Gartner warns skills shortage could hamper digital transformation efforts

Gartner says only 20% of employees have the skills needed for both their current role and their future career

Wish number three: A different perspective on budgeting

IT budgets are a painful process of numbers, scrutiny and self-justification. Many budgets are simply composed from the previous year’s budget, with a few tweaks and probably some cost-cutting pressure from the board. Therefore, it is likely that every CIO will be hoping for a budgeting process that is more effective, less time-consuming and tailored better to the new financial year.

IT has been traditionally perceived as a cost centre, but as technology gets closer to the core of business and becomes mission-critical, a switch in perception is required. For many enterprises, IT has become a driver of profits, which has increased the pressure and expectations of the CIO to deliver the best capabilities. However, funding organisation-changing initiatives has often been a struggle, as well as measuring KPIs and ROI on executed projects.

Instead of maintaining the same approach and achieving the same result, CIOs should be wishing for a different method of budgeting, turning to variants such as Zero-Based budgeting. This alternative sets budgets to zero each year and, while it sounds somewhat counter-intuitive, has the power to cut unnecessary costs based on a blueprint from the previous 12 months, free up capital, and ultimately, invest in building innovation and driving growth.

Ultimately, this nuance to budgeting frees the CIO from the constraints of traditional budget tactics, and allows them to think more strategically, designing with a blank sheet and moving away from legacy debt. As the world of technology evolves, so must the process of accounting for it and the process for financial planning. Adopting a new strategic approach and attempting to budget this in a traditional way is counter-productive. The CIO now needs to educate the CFO and ask for latitude in how the budget is produced. In doing so, they can focus on the future and assert themselves as a strategic advisor.

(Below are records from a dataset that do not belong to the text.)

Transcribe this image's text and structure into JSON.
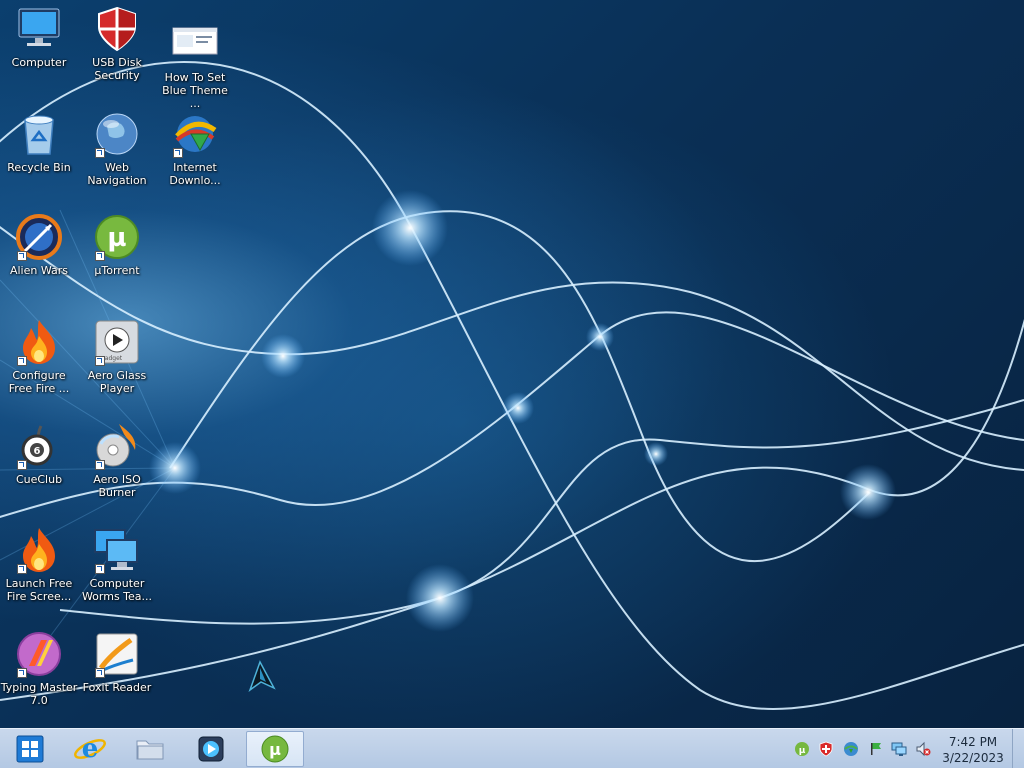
{
  "desktop": {
    "icons": [
      {
        "name": "computer",
        "label": "Computer",
        "icon": "computer-icon"
      },
      {
        "name": "usb-disk-security",
        "label": "USB Disk\nSecurity",
        "icon": "shield-icon"
      },
      {
        "name": "how-to-set-blue-theme",
        "label": "How To Set\nBlue Theme ...",
        "icon": "document-thumbnail-icon"
      },
      {
        "name": "recycle-bin",
        "label": "Recycle Bin",
        "icon": "recycle-bin-icon"
      },
      {
        "name": "web-navigation",
        "label": "Web\nNavigation",
        "icon": "globe-icon"
      },
      {
        "name": "internet-download-manager",
        "label": "Internet\nDownlo...",
        "icon": "download-globe-icon"
      },
      {
        "name": "alien-wars",
        "label": "Alien Wars",
        "icon": "alien-wars-icon"
      },
      {
        "name": "utorrent",
        "label": "µTorrent",
        "icon": "utorrent-icon"
      },
      {
        "name": "configure-free-fire",
        "label": "Configure\nFree Fire ...",
        "icon": "flame-icon"
      },
      {
        "name": "aero-glass-player",
        "label": "Aero Glass\nPlayer",
        "icon": "media-player-icon"
      },
      {
        "name": "cueclub",
        "label": "CueClub",
        "icon": "cue-ball-icon"
      },
      {
        "name": "aero-iso-burner",
        "label": "Aero ISO\nBurner",
        "icon": "disc-burner-icon"
      },
      {
        "name": "launch-free-fire",
        "label": "Launch Free\nFire Scree...",
        "icon": "flame-icon"
      },
      {
        "name": "computer-worms-team",
        "label": "Computer\nWorms Tea...",
        "icon": "monitors-icon"
      },
      {
        "name": "typing-master",
        "label": "Typing Master\n7.0",
        "icon": "typing-master-icon"
      },
      {
        "name": "foxit-reader",
        "label": "Foxit Reader",
        "icon": "foxit-reader-icon"
      }
    ]
  },
  "taskbar": {
    "buttons": [
      {
        "name": "start",
        "icon": "windows-logo-icon"
      },
      {
        "name": "internet-explorer",
        "icon": "internet-explorer-icon"
      },
      {
        "name": "file-explorer",
        "icon": "folder-icon"
      },
      {
        "name": "media-player",
        "icon": "media-player-icon"
      },
      {
        "name": "utorrent",
        "icon": "utorrent-icon",
        "active": true
      }
    ],
    "tray": [
      "utorrent-icon",
      "shield-icon",
      "download-globe-icon",
      "flag-icon",
      "network-icon",
      "volume-muted-icon"
    ],
    "clock": {
      "time": "7:42 PM",
      "date": "3/22/2023"
    }
  },
  "colors": {
    "accent": "#1c6fb8",
    "taskbar": "#b9cce6",
    "utorrent_green": "#76b83f"
  }
}
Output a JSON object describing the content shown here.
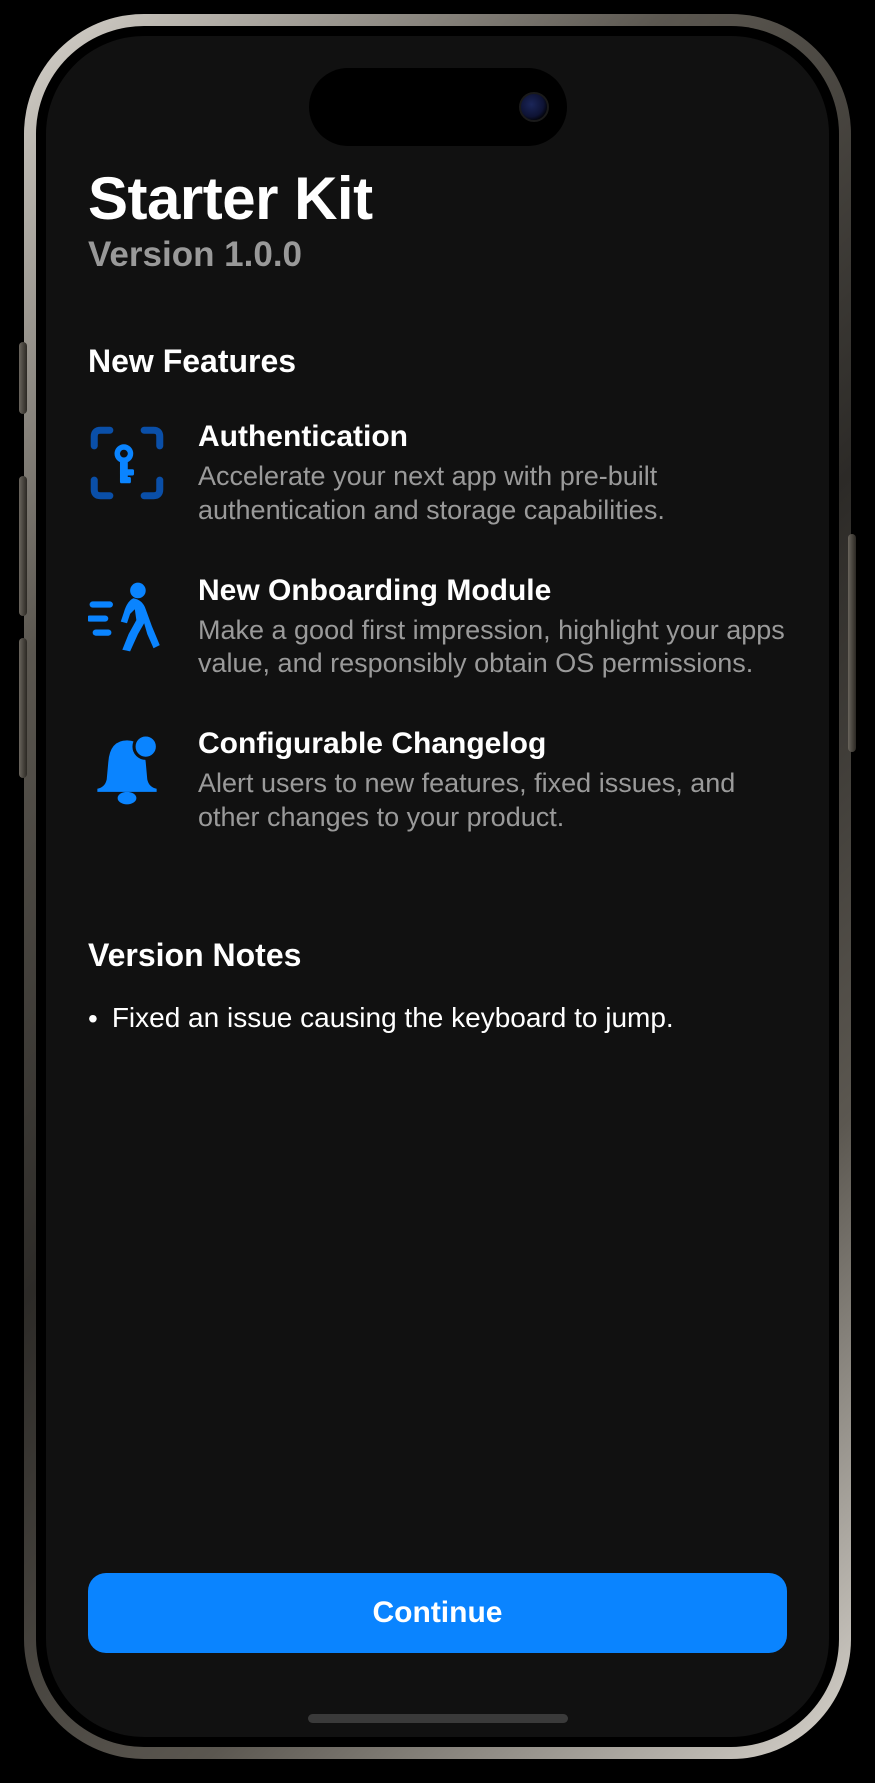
{
  "header": {
    "title": "Starter Kit",
    "version": "Version 1.0.0"
  },
  "sections": {
    "features_heading": "New Features",
    "notes_heading": "Version Notes"
  },
  "features": [
    {
      "icon": "scan-key-icon",
      "title": "Authentication",
      "description": "Accelerate your next app with pre-built authentication and storage capabilities."
    },
    {
      "icon": "walk-fast-icon",
      "title": "New Onboarding Module",
      "description": "Make a good first impression, highlight your apps value, and responsibly obtain OS permissions."
    },
    {
      "icon": "bell-badge-icon",
      "title": "Configurable Changelog",
      "description": "Alert users to new features, fixed issues, and other changes to your product."
    }
  ],
  "notes": [
    "Fixed an issue causing the keyboard to jump."
  ],
  "continue_label": "Continue",
  "colors": {
    "accent": "#0a84ff"
  }
}
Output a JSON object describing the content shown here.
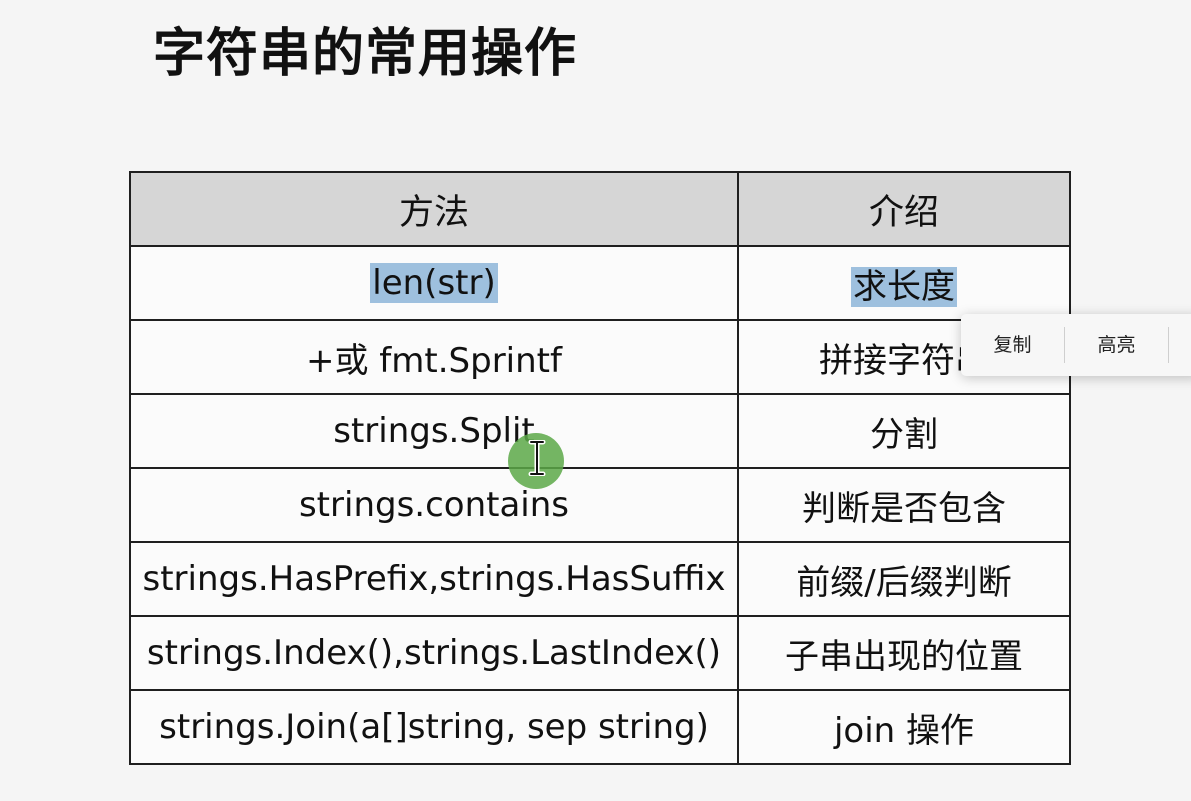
{
  "slide": {
    "title": "字符串的常用操作"
  },
  "table": {
    "headers": [
      "方法",
      "介绍"
    ],
    "rows": [
      {
        "method": "len(str)",
        "desc": "求长度"
      },
      {
        "method": "+或 fmt.Sprintf",
        "desc": "拼接字符串"
      },
      {
        "method": "strings.Split",
        "desc": "分割"
      },
      {
        "method": "strings.contains",
        "desc": "判断是否包含"
      },
      {
        "method": "strings.HasPrefix,strings.HasSuffix",
        "desc": "前缀/后缀判断"
      },
      {
        "method": "strings.Index(),strings.LastIndex()",
        "desc": "子串出现的位置"
      },
      {
        "method": "strings.Join(a[]string, sep string)",
        "desc": "join 操作"
      }
    ]
  },
  "context_menu": {
    "items": [
      "复制",
      "高亮"
    ]
  },
  "colors": {
    "header_bg": "#d6d6d6",
    "selection": "#9ec0de",
    "cursor_highlight": "#5ca848"
  },
  "icons": {
    "cursor": "text-ibeam-icon"
  }
}
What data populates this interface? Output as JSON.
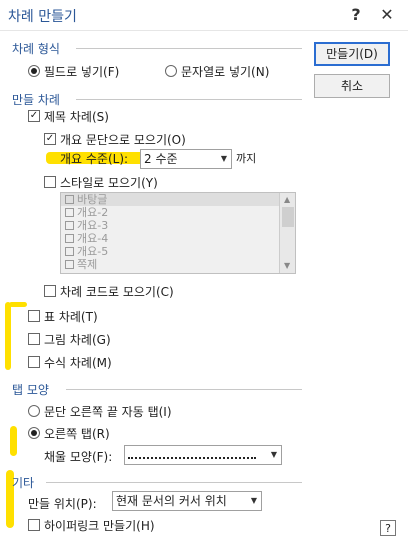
{
  "title": "차례 만들기",
  "title_buttons": {
    "help": "?",
    "close": "✕"
  },
  "buttons": {
    "create": "만들기(D)",
    "cancel": "취소"
  },
  "format_section": {
    "label": "차례 형식",
    "options": [
      {
        "label": "필드로 넣기(F)",
        "selected": true
      },
      {
        "label": "문자열로 넣기(N)",
        "selected": false
      }
    ]
  },
  "make_section": {
    "label": "만들 차례",
    "title_toc": {
      "label": "제목 차례(S)",
      "checked": true
    },
    "outline": {
      "label": "개요 문단으로 모으기(O)",
      "checked": true
    },
    "level": {
      "label": "개요 수준(L):",
      "value": "2 수준",
      "suffix": "까지"
    },
    "style": {
      "label": "스타일로 모으기(Y)",
      "checked": false
    },
    "style_list": [
      "바탕글",
      "개요-2",
      "개요-3",
      "개요-4",
      "개요-5",
      "쪽제"
    ],
    "code": {
      "label": "차례 코드로 모으기(C)",
      "checked": false
    },
    "table_toc": {
      "label": "표 차례(T)",
      "checked": false
    },
    "figure_toc": {
      "label": "그림 차례(G)",
      "checked": false
    },
    "equation_toc": {
      "label": "수식 차례(M)",
      "checked": false
    }
  },
  "tab_section": {
    "label": "탭 모양",
    "options": [
      {
        "label": "문단 오른쪽 끝 자동 탭(I)",
        "selected": false
      },
      {
        "label": "오른쪽 탭(R)",
        "selected": true
      }
    ],
    "fill": {
      "label": "채울 모양(F):"
    }
  },
  "other_section": {
    "label": "기타",
    "location": {
      "label": "만들 위치(P):",
      "value": "현재 문서의 커서 위치"
    },
    "hyperlink": {
      "label": "하이퍼링크 만들기(H)",
      "checked": false
    }
  },
  "help_icon": "?",
  "colors": {
    "accent": "#2b5797",
    "highlight": "#ffe600"
  }
}
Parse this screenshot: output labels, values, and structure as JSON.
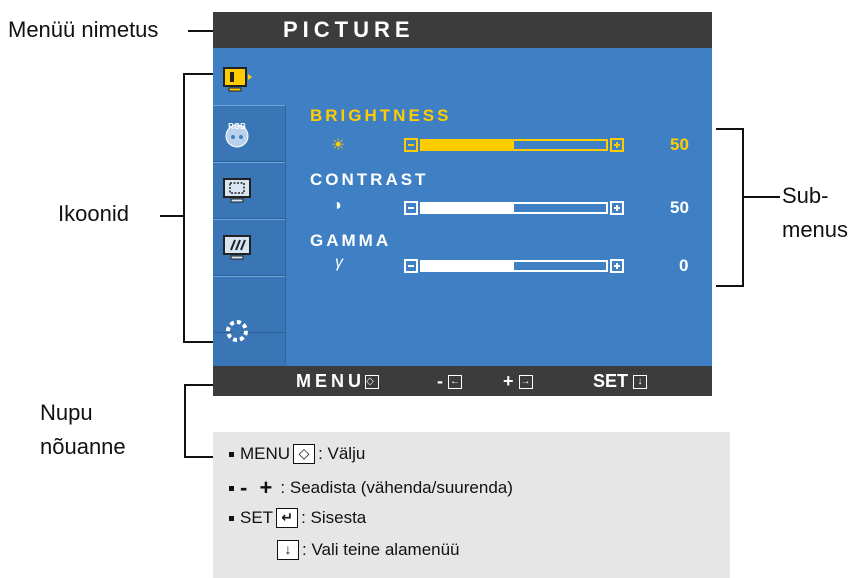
{
  "callouts": {
    "menu_name": "Menüü nimetus",
    "icons": "Ikoonid",
    "submenus_line1": "Sub-",
    "submenus_line2": "menus",
    "tips_line1": "Nupu",
    "tips_line2": "nõuanne"
  },
  "osd": {
    "title": "PICTURE",
    "sidebar_icons": [
      "picture-icon",
      "rgb-color-icon",
      "display-position-icon",
      "track-icon",
      "setup-icon"
    ],
    "active_icon_index": 0,
    "items": [
      {
        "label": "BRIGHTNESS",
        "symbol": "☀",
        "value": "50",
        "level": 0.5,
        "active": true
      },
      {
        "label": "CONTRAST",
        "symbol": "◑",
        "value": "50",
        "level": 0.5,
        "active": false
      },
      {
        "label": "GAMMA",
        "symbol": "γ",
        "value": "0",
        "level": 0.5,
        "active": false
      }
    ],
    "footer": {
      "menu": "MENU",
      "minus": "-",
      "plus": "+",
      "set": "SET"
    }
  },
  "hint": {
    "row1_key": "MENU",
    "row1_text": ": Välju",
    "row2_keys": "-  +",
    "row2_text": ": Seadista (vähenda/suurenda)",
    "row3_key": "SET",
    "row3_text": ": Sisesta",
    "row4_text": ": Vali teine alamenüü"
  },
  "colors": {
    "osd_blue": "#3f80c4",
    "osd_dark": "#3c3c3c",
    "active_yellow": "#ffcc00",
    "hint_bg": "#e6e6e6"
  }
}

The demand for cloud skills in the UK continues to rise

Industry figures show that cyber security jobs increasingly require certification, while demand for development skills has risen to help manage cloud apps

Only one night to go

There are undoubtedly more wishes on the nation’s CIOs’ wish lists this Christmas. However, as we move into 2019, talent, thinking time and a new approach to budgeting will help the CIO not only become a strategic advisor to the board, but also drive innovation and efficiency across all areas of the business.

It is an exciting time to be a CIO, and there is a great deal of potential to shape innovation, not just in technology, but in developing new business models, helping place all-important customer experience at the heart of an organisation’s operations, and guiding every department across the enterprise to succeed. It is, therefore, incumbent on the CIO to ask what the team is trying to do and feed it back into the strategy accordingly, and this can only be achieved successfully with a degree of breathing space.

If the CIO only focuses on the technology, without considering the culture, they will limit the business’ ability to transform. Both the CIO and the team need to strive for cultural change and have the skillset to do so.

Finally, as the IT department is considered more seriously as a business and mission-critical aspect of the organisation, it is imperative that its method of budgeting is handled equally. Budgeting can often be a nuisance for CIOs, but a Zero-based approach can alleviate this pain and provide a more strategic way of thinking.

Written by Simon Ratcliffe, Principal Consultant, Ensono

Avatar photo

Andrew Ross

As a reporter with Information Age, Andrew Ross writes articles for technology leaders; helping them manage business critical issues both for today and in the future

Related Topics